Our friends and neighbors (the rural definition of neighbors, a couple miles away), Kris and Maynard, have restored acres of native prairie surrounding the beautiful house they built about 15 years ago. To maintain a prairie, it must be burned, and they invited us to help with the prairie burn.
Maynard is a member of the Prairie Smoke chapter of the Prairie Enthusiasts group, and was the leader for the burn. He had spent many hours in advance preparing for the burn, mowing and raking the paths that would serve as firebreaks.
We were instructed to wear leather boots and cotton clothing. Actually, Rog and I were more observers than helpers - they had a large, experienced crew of prairie enthusiasts, but I took photos.

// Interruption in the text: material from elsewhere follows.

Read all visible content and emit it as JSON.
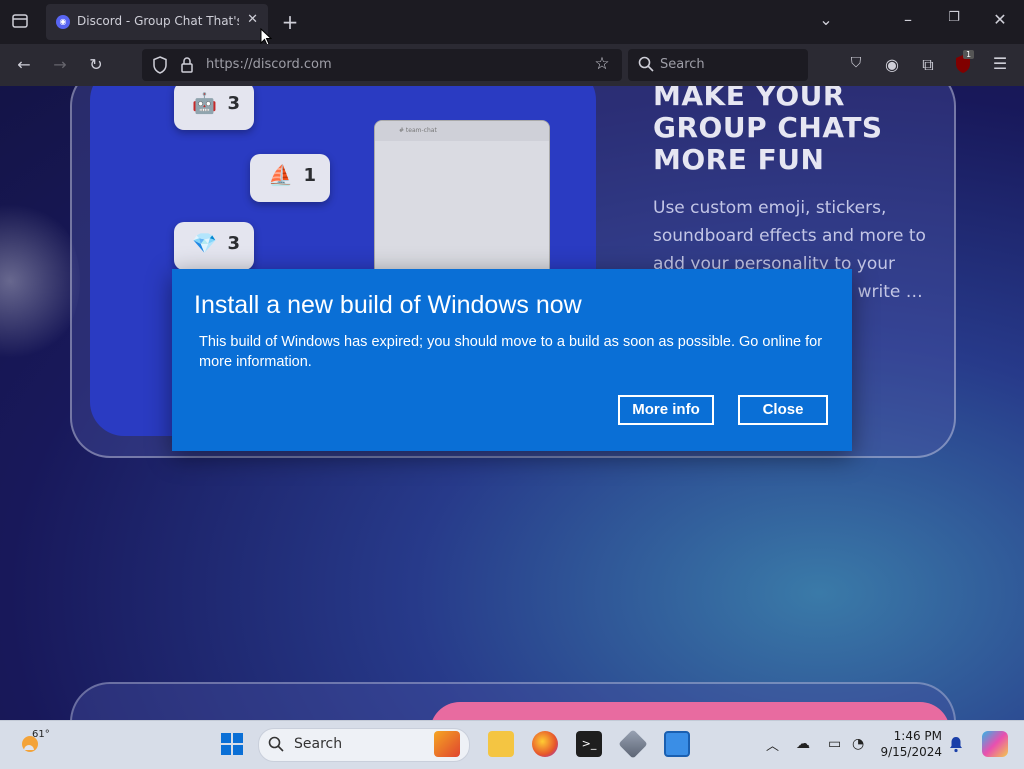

Four areas were burned. The largest area had a bare cornfield on the north side, a great natural firebreak. First the downwind side was burned. Then the upwind edge was lit and a wall of flame raced across the field.
Too bad the Internet doesn't have smell-o-vision yet so you could sense the acrid, smokiness of the fire.